Emerald Ash Borer: What do birds have to do with it?

November 1, 2012

By Katherine Manaras

By now you’ve seen the lantern-like purple triangles hanging in trees along the roads.  Maybe you’ve also heard what they are:  they’re insect traps the Forest Service set to monitor the advancement of the Emerald Ash Borer (EAB).  EAB - an exotic beetle native to Asia - attacks native ash trees, and is thought to be a major threat to ash trees in Vermont, even though it has not yet been detected here.  The bug was first detected in Michigan in 2002, and has been marching east ever since.  It was recently detected in Massachusetts.  So, it's on its way.

The Vermont Department of Forests, Parks and Recreation (FPR) is reminding landowner and managers not to panic and cut down all the ash in their woods.  Rather, it’s important to maintain diverse and healthy forests in the face of EAB and other threats.  Read FPR’s recommendations here.

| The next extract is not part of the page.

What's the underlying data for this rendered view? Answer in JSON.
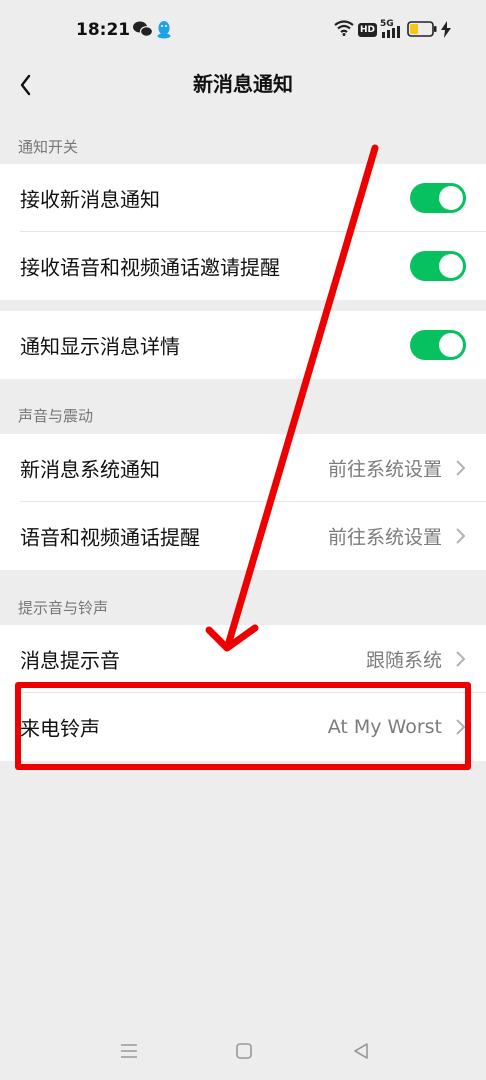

The EAB tragedy does have a hero.  And, you guessed it:  the hero is a bird!  Woodpeckers – particularly hairy and downy woodpeckers - are among the most important natural enemies of the pest, and they ate 90% of the EABs in one study area.  Woodpecker damage on trees can also help people identify infestations, since it is conspicuous much earlier than the resulting dieback.
 
These are some of the important reasons to keep woodpeckers in our woods!  Improving habitat for hairy and downy woodpeckers is similar to providing for yellow-bellied sapsucker (who represents woodpeckers in the Birder’s Dozen).  Key management guidelines are:

  • Manage for at least 4 hardwood snags per acre 12 inches in diameter or larger.  The bigger, the better.
  • Retain declining trees to recruit future snags. Aspen, paper birch, red maple and sugar maple are good choices.
  • Retain all cavity trees with evidence of use by woodpeckers for feeding or nesting.
  • Maintain interior forest conditions by limiting fragmenting roads and permanent openings
  • Contact Audubon or your county forester with questions about managing with EAB-eating woodpeckers in mind.

Get Involved

You can help your community prepare for and respond to infestations of EAB and other invasive forest pests by joining a local volunteer effort.  To become a Beetle Detective, Wasp Watcher or First Detector, click here.

Katherine Manaras is a Conservation Biologist with Audubon Vermont.  The article was originally published in Audubon Vermont's Friends of Forest Birds Newsletter.  Text reprinted with permission.